But as noted in our 2015 Progress Report, Oregon’s high school graduation rate of 69% is the second-lowest in the nation — and quite a bit away from 100% graduation by 2025, the goal set by Oregon’s 40-40-20 initiative. Although levels of funding alone aren’t determinative of school performance, how much schools receive from the state does influence how large class sizes are, how long the school year is, and other factors that contribute to student success. In other words, reaching levels of funding from before the recession is a) a relatively low bar to reach and b) probably the wrong comparison to be making.
The more important questions are, how much does a $7.255 billion K-12 allocation buy the state in terms of academic outcomes for children? And is $7.255 billion truly enough to achieve the outcomes we expect?
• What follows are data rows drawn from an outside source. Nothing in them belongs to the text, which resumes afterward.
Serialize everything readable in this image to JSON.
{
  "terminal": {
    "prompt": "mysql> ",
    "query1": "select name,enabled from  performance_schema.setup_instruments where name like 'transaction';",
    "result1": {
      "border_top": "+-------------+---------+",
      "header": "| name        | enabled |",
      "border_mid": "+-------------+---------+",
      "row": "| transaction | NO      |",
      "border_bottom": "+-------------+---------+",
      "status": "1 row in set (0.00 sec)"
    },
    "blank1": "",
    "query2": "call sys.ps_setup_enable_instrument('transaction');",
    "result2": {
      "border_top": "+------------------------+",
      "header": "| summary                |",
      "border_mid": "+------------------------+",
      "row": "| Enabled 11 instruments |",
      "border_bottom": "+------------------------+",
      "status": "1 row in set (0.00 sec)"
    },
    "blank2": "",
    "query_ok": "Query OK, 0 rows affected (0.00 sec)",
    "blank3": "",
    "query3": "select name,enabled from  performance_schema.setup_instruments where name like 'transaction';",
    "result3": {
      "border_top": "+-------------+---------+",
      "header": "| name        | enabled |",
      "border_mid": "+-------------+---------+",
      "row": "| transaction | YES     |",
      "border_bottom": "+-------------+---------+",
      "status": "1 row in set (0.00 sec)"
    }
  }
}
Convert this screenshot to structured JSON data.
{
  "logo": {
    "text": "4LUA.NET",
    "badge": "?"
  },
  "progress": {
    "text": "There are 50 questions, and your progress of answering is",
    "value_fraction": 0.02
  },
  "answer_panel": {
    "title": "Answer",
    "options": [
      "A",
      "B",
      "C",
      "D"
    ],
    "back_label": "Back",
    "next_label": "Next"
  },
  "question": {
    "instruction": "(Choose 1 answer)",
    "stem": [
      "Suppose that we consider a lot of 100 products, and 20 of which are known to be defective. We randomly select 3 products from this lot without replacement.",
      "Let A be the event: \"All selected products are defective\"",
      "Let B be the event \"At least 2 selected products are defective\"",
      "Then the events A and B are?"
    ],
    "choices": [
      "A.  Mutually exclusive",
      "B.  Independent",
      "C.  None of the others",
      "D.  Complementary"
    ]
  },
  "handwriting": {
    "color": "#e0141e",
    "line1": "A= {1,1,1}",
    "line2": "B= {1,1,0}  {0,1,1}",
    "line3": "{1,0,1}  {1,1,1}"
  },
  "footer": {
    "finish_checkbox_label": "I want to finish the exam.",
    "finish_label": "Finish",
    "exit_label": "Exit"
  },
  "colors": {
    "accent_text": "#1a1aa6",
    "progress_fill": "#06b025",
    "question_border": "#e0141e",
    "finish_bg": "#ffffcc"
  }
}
One way to look at the first question is to see how much money per student is flowing to school districts. After all, if school districts are receiving about the same amount of money they did 8 years ago but are serving more students, they are in effect receiving less. The Oregon Department of Education disburses money according to Weighted Average Daily Membership (ADMw), which is per pupil funding that takes into account factors like students in need of special education and the number of English Language Learners. As the below chart shows, funding per student is considerably lower than it was 25 years ago — meaning that schools have to do more with less. This recent budget won’t change that dynamic.
What about the second question of whether $7.255 is sufficient to achieve our desired outcomes? We can approximate an answer by looking at the effort put forth by other states and seeing what level of investments in public education they have deemed necessary to achieve the outcomes they expect. Where does Oregon’s investments stand in relation to the other states? In a word: average.
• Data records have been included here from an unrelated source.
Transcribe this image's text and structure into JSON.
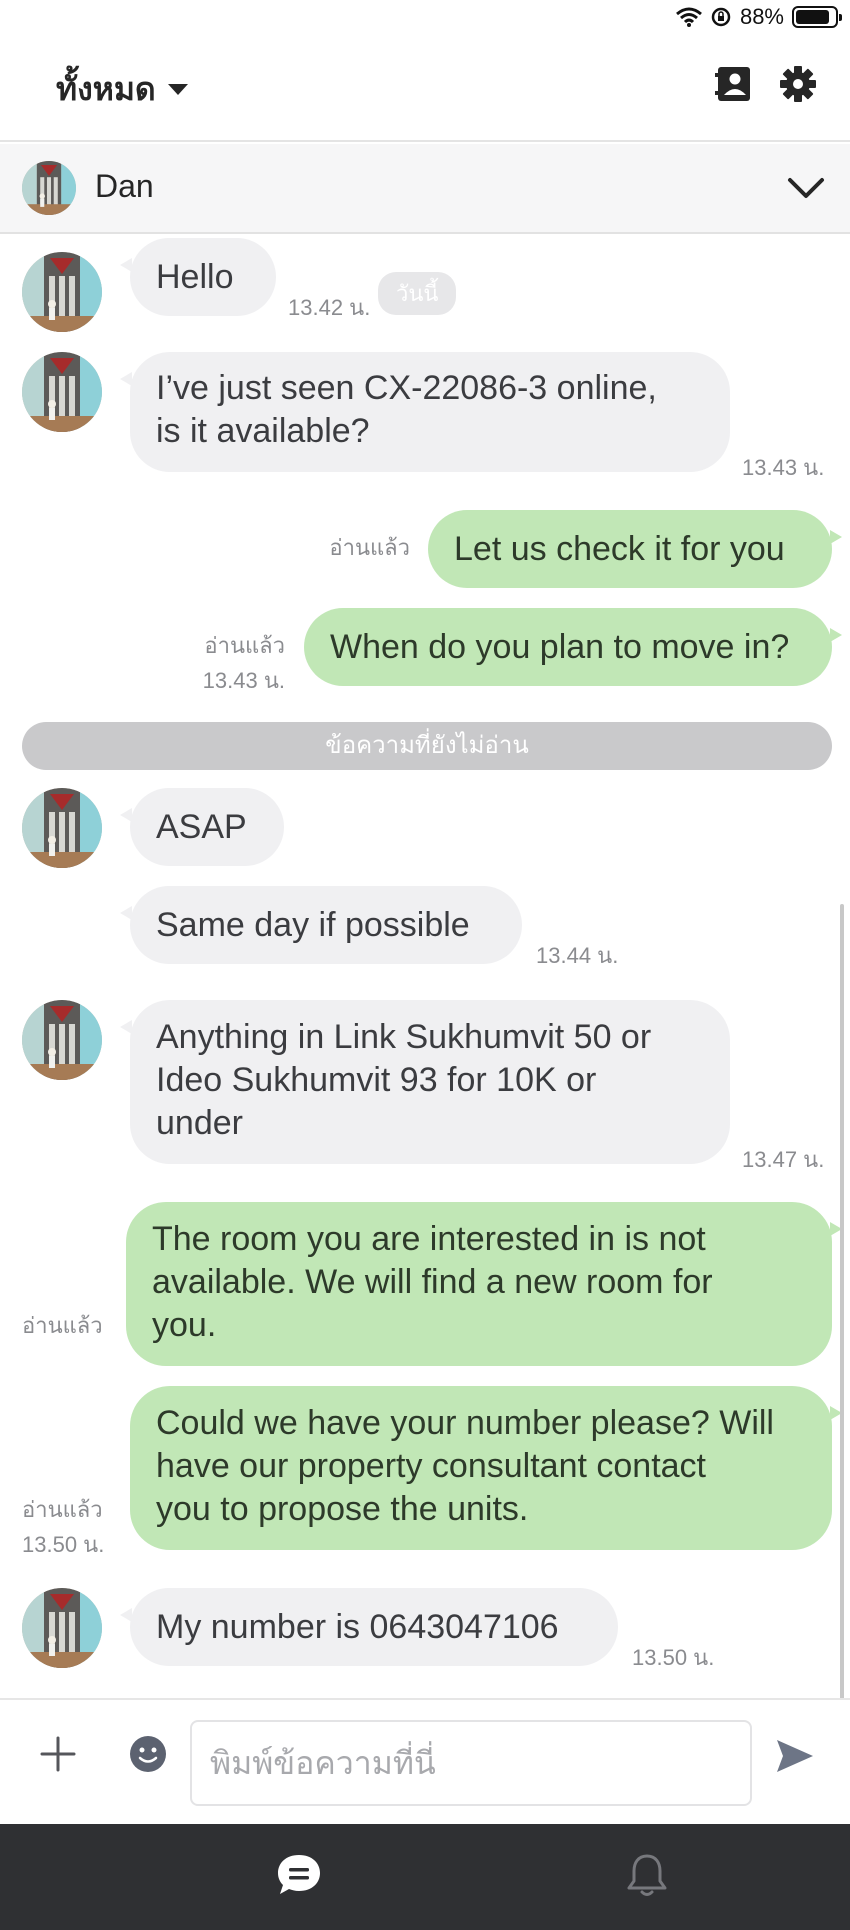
{
  "status": {
    "battery_percent": "88%",
    "battery_level": 0.88
  },
  "header": {
    "filter_label": "ทั้งหมด"
  },
  "chat": {
    "name": "Dan"
  },
  "messages": {
    "m1": {
      "text": "Hello",
      "time": "13.42 น."
    },
    "today_label": "วันนี้",
    "m2": {
      "line1": "I’ve just seen CX-22086-3 online,",
      "line2": "is it available?",
      "time": "13.43 น."
    },
    "m3": {
      "text": "Let us check it for you",
      "read": "อ่านแล้ว"
    },
    "m4": {
      "text": "When do you plan to move in?",
      "read": "อ่านแล้ว",
      "time": "13.43 น."
    },
    "unread_divider": "ข้อความที่ยังไม่อ่าน",
    "m5": {
      "text": "ASAP"
    },
    "m6": {
      "text": "Same day if possible",
      "time": "13.44 น."
    },
    "m7": {
      "line1": "Anything in Link Sukhumvit 50 or",
      "line2": "Ideo Sukhumvit 93 for 10K or",
      "line3": "under",
      "time": "13.47 น."
    },
    "m8": {
      "line1": "The room you are interested in is not",
      "line2": "available.  We will find a new room for",
      "line3": "you.",
      "read": "อ่านแล้ว"
    },
    "m9": {
      "line1": "Could we have your number please? Will",
      "line2": "have our property consultant contact",
      "line3": "you to propose the units.",
      "read": "อ่านแล้ว",
      "time": "13.50 น."
    },
    "m10": {
      "text": "My number is 0643047106",
      "time": "13.50 น."
    }
  },
  "composer": {
    "placeholder": "พิมพ์ข้อความที่นี่"
  },
  "icons": {
    "filter": "chevron-down-icon",
    "contacts": "contact-card-icon",
    "settings": "gear-icon",
    "collapse": "chevron-down-icon",
    "add": "plus-icon",
    "emoji": "smiley-icon",
    "send": "send-icon",
    "chats_tab": "chat-bubble-icon",
    "notifications_tab": "bell-icon"
  },
  "colors": {
    "outgoing_bubble": "#c1e7b6",
    "incoming_bubble": "#f0f0f2",
    "tabbar": "#2f3033"
  }
}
The most recent comparative data from the US Census Bureau is from 2012, but the story it tells is clear — taking into account the number of students and the wealth of the state, Oregon’s state contribution to K-12 education is at or slightly below the national average. Although Oregon slid slightly in the rankings of school funding during the recession, even during the 2007-08 school year Oregon’s state contribution to K-12 education was only slightly above average at best. Explore the data below to see where Oregon compared to other states in both 2011-12 and 2007-08 in terms of state funding per pupil and as a percentage of state personal income.
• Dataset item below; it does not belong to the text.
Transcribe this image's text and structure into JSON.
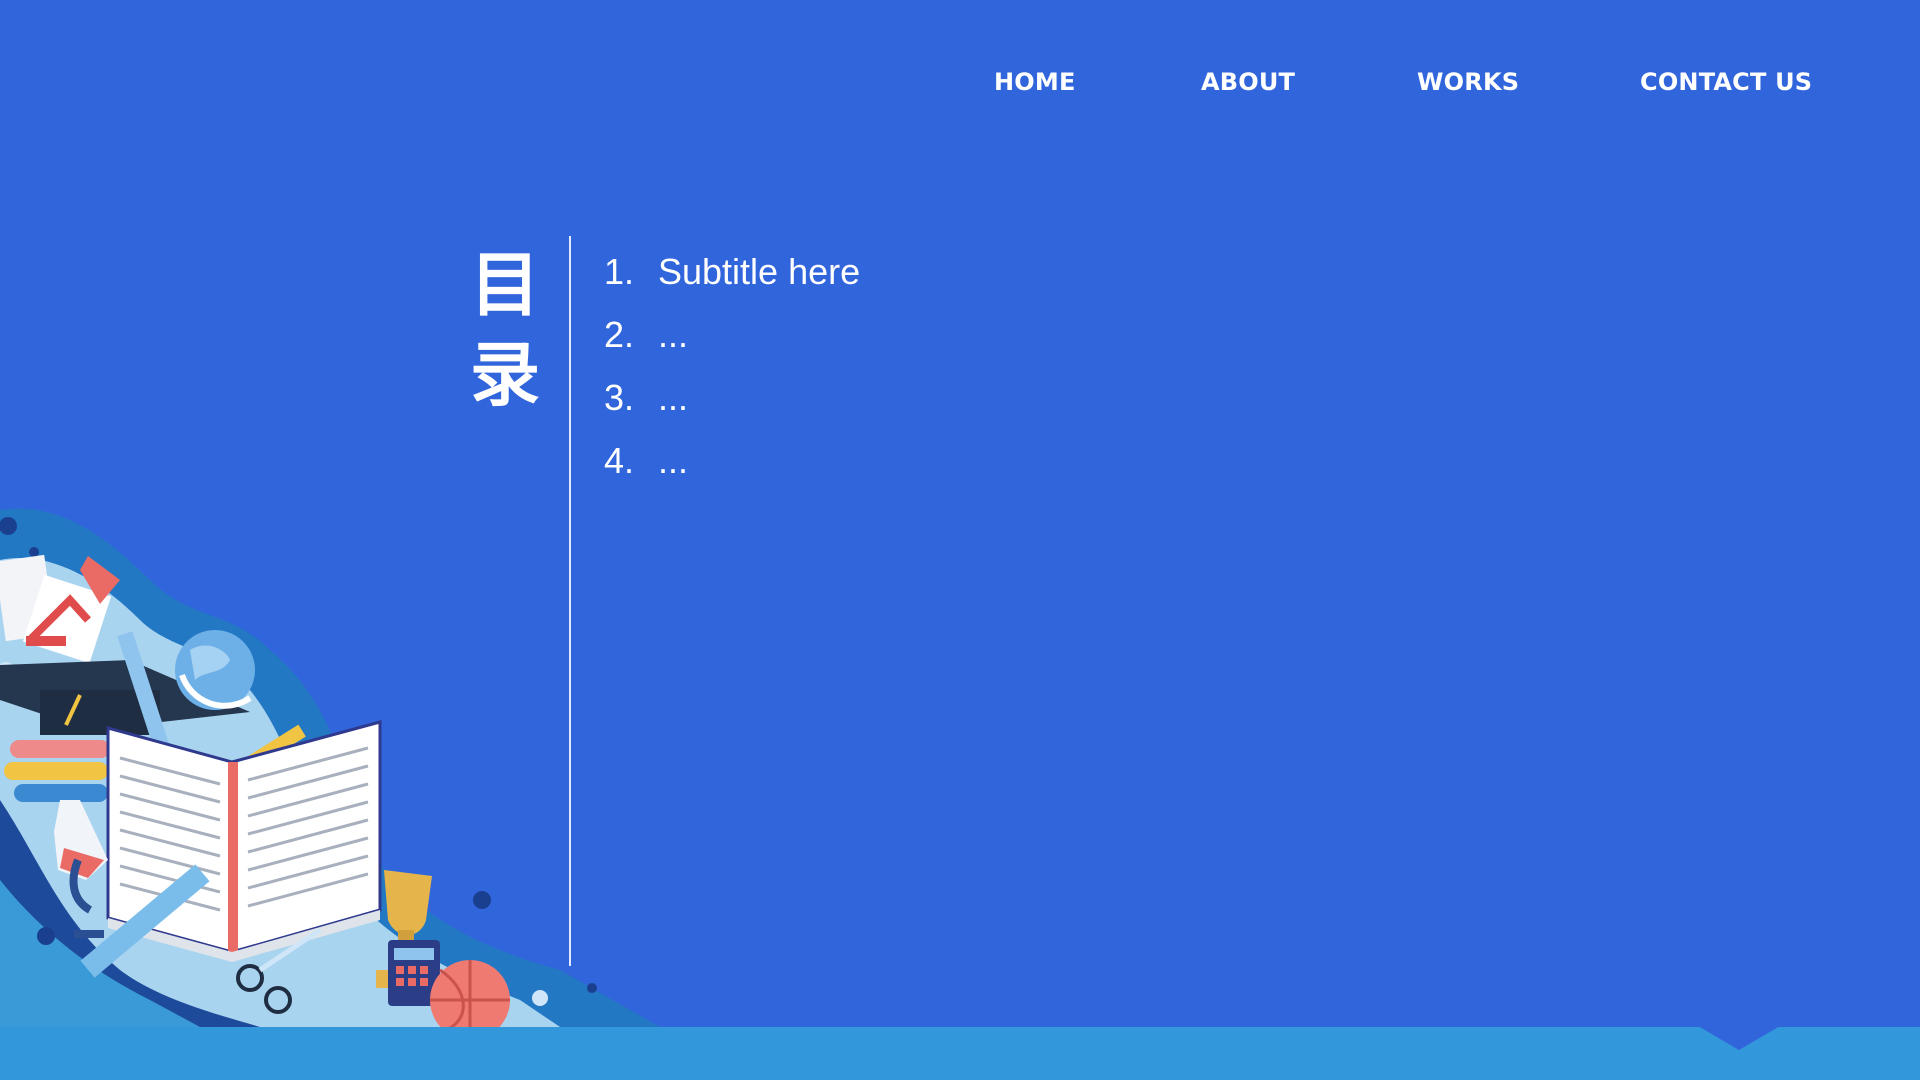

So how much is $7 billion? Not as much as you would think. Although Oregon is beginning to dig itself out of the hole caused by the recession, a $7.255 billion school budget does not come close to reversing the long decline in school funding over the last 25 years and compares poorly to the effort put forth by most other states.
Note: Regional adjustment is done using the Bureau of Economic Analysis‘ Regional Price Parities data, which takes into account price differences between states.